### What is required
From first line to last, give the material again unchanged.

--- Source data Enclosed Below ---

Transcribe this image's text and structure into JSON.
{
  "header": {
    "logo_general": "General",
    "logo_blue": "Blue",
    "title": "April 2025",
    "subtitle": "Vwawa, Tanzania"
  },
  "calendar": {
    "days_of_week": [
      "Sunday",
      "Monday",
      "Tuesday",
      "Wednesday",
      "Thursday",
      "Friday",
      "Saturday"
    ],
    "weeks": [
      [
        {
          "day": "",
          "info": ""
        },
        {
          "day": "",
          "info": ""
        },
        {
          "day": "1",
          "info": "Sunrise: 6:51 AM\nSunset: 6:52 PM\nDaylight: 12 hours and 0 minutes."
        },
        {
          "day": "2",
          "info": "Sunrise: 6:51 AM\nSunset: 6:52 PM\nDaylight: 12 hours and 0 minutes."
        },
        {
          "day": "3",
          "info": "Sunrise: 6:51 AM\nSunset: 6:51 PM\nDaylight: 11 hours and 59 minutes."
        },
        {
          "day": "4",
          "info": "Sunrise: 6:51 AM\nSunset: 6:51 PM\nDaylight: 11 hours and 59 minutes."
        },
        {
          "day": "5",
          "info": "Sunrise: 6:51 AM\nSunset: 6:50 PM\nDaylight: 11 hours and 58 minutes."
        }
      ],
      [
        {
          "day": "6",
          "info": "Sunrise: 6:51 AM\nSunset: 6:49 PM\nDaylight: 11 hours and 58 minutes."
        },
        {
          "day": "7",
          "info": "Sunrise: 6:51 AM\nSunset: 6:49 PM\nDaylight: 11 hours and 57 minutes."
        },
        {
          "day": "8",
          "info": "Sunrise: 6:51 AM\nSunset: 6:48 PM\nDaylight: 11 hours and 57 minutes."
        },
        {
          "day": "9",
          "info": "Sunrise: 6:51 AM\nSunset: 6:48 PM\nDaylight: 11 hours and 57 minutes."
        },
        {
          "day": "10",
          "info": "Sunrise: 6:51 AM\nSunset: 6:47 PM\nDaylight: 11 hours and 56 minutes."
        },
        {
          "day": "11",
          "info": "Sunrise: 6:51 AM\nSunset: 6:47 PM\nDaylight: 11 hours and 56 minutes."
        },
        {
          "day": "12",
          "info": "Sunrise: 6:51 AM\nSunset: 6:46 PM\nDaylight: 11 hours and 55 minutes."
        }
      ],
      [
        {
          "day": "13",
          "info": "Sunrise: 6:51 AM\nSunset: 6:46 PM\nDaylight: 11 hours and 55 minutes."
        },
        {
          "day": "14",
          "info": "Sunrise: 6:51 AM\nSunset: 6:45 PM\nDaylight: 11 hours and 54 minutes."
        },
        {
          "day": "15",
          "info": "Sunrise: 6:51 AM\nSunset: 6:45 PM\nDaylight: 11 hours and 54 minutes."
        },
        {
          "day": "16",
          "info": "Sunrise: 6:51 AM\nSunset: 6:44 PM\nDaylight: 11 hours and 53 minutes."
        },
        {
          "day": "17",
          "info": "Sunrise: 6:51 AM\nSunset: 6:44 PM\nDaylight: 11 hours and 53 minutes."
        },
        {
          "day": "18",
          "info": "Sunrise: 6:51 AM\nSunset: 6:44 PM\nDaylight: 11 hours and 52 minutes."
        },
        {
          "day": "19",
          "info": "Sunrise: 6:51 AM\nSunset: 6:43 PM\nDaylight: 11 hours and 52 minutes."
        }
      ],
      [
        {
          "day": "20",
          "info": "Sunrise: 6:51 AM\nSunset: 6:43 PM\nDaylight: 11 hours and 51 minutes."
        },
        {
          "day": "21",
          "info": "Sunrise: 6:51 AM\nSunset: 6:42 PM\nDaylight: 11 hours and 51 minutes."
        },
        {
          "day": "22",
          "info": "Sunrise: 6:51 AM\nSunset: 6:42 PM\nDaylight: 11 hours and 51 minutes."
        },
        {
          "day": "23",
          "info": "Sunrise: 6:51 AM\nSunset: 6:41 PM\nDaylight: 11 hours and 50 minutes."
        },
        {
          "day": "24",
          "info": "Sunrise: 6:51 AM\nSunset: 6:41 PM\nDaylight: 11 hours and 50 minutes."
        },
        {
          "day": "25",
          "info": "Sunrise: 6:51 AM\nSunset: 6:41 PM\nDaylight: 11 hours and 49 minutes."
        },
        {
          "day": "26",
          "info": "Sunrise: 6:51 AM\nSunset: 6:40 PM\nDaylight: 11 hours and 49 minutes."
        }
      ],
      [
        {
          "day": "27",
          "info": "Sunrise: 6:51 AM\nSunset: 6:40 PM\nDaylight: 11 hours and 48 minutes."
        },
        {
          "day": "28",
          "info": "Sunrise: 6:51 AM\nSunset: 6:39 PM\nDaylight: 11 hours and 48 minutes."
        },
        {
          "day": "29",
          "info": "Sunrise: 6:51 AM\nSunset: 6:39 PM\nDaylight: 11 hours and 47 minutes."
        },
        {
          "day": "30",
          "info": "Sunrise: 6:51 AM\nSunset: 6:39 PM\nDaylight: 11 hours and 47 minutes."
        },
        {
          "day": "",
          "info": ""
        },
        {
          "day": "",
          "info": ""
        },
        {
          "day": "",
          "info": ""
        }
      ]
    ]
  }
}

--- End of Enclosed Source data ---

### Answer for the task
Transcribe this image's text and structure into JSON.
{
  "header": {
    "logo_general": "General",
    "logo_blue": "Blue",
    "title": "April 2025",
    "subtitle": "Vwawa, Tanzania"
  },
  "calendar": {
    "days_of_week": [
      "Sunday",
      "Monday",
      "Tuesday",
      "Wednesday",
      "Thursday",
      "Friday",
      "Saturday"
    ],
    "weeks": [
      [
        {
          "day": "",
          "info": ""
        },
        {
          "day": "",
          "info": ""
        },
        {
          "day": "1",
          "info": "Sunrise: 6:51 AM\nSunset: 6:52 PM\nDaylight: 12 hours and 0 minutes."
        },
        {
          "day": "2",
          "info": "Sunrise: 6:51 AM\nSunset: 6:52 PM\nDaylight: 12 hours and 0 minutes."
        },
        {
          "day": "3",
          "info": "Sunrise: 6:51 AM\nSunset: 6:51 PM\nDaylight: 11 hours and 59 minutes."
        },
        {
          "day": "4",
          "info": "Sunrise: 6:51 AM\nSunset: 6:51 PM\nDaylight: 11 hours and 59 minutes."
        },
        {
          "day": "5",
          "info": "Sunrise: 6:51 AM\nSunset: 6:50 PM\nDaylight: 11 hours and 58 minutes."
        }
      ],
      [
        {
          "day": "6",
          "info": "Sunrise: 6:51 AM\nSunset: 6:49 PM\nDaylight: 11 hours and 58 minutes."
        },
        {
          "day": "7",
          "info": "Sunrise: 6:51 AM\nSunset: 6:49 PM\nDaylight: 11 hours and 57 minutes."
        },
        {
          "day": "8",
          "info": "Sunrise: 6:51 AM\nSunset: 6:48 PM\nDaylight: 11 hours and 57 minutes."
        },
        {
          "day": "9",
          "info": "Sunrise: 6:51 AM\nSunset: 6:48 PM\nDaylight: 11 hours and 57 minutes."
        },
        {
          "day": "10",
          "info": "Sunrise: 6:51 AM\nSunset: 6:47 PM\nDaylight: 11 hours and 56 minutes."
        },
        {
          "day": "11",
          "info": "Sunrise: 6:51 AM\nSunset: 6:47 PM\nDaylight: 11 hours and 56 minutes."
        },
        {
          "day": "12",
          "info": "Sunrise: 6:51 AM\nSunset: 6:46 PM\nDaylight: 11 hours and 55 minutes."
        }
      ],
      [
        {
          "day": "13",
          "info": "Sunrise: 6:51 AM\nSunset: 6:46 PM\nDaylight: 11 hours and 55 minutes."
        },
        {
          "day": "14",
          "info": "Sunrise: 6:51 AM\nSunset: 6:45 PM\nDaylight: 11 hours and 54 minutes."
        },
        {
          "day": "15",
          "info": "Sunrise: 6:51 AM\nSunset: 6:45 PM\nDaylight: 11 hours and 54 minutes."
        },
        {
          "day": "16",
          "info": "Sunrise: 6:51 AM\nSunset: 6:44 PM\nDaylight: 11 hours and 53 minutes."
        },
        {
          "day": "17",
          "info": "Sunrise: 6:51 AM\nSunset: 6:44 PM\nDaylight: 11 hours and 53 minutes."
        },
        {
          "day": "18",
          "info": "Sunrise: 6:51 AM\nSunset: 6:44 PM\nDaylight: 11 hours and 52 minutes."
        },
        {
          "day": "19",
          "info": "Sunrise: 6:51 AM\nSunset: 6:43 PM\nDaylight: 11 hours and 52 minutes."
        }
      ],
      [
        {
          "day": "20",
          "info": "Sunrise: 6:51 AM\nSunset: 6:43 PM\nDaylight: 11 hours and 51 minutes."
        },
        {
          "day": "21",
          "info": "Sunrise: 6:51 AM\nSunset: 6:42 PM\nDaylight: 11 hours and 51 minutes."
        },
        {
          "day": "22",
          "info": "Sunrise: 6:51 AM\nSunset: 6:42 PM\nDaylight: 11 hours and 51 minutes."
        },
        {
          "day": "23",
          "info": "Sunrise: 6:51 AM\nSunset: 6:41 PM\nDaylight: 11 hours and 50 minutes."
        },
        {
          "day": "24",
          "info": "Sunrise: 6:51 AM\nSunset: 6:41 PM\nDaylight: 11 hours and 50 minutes."
        },
        {
          "day": "25",
          "info": "Sunrise: 6:51 AM\nSunset: 6:41 PM\nDaylight: 11 hours and 49 minutes."
        },
        {
          "day": "26",
          "info": "Sunrise: 6:51 AM\nSunset: 6:40 PM\nDaylight: 11 hours and 49 minutes."
        }
      ],
      [
        {
          "day": "27",
          "info": "Sunrise: 6:51 AM\nSunset: 6:40 PM\nDaylight: 11 hours and 48 minutes."
        },
        {
          "day": "28",
          "info": "Sunrise: 6:51 AM\nSunset: 6:39 PM\nDaylight: 11 hours and 48 minutes."
        },
        {
          "day": "29",
          "info": "Sunrise: 6:51 AM\nSunset: 6:39 PM\nDaylight: 11 hours and 47 minutes."
        },
        {
          "day": "30",
          "info": "Sunrise: 6:51 AM\nSunset: 6:39 PM\nDaylight: 11 hours and 47 minutes."
        },
        {
          "day": "",
          "info": ""
        },
        {
          "day": "",
          "info": ""
        },
        {
          "day": "",
          "info": ""
        }
      ]
    ]
  }
}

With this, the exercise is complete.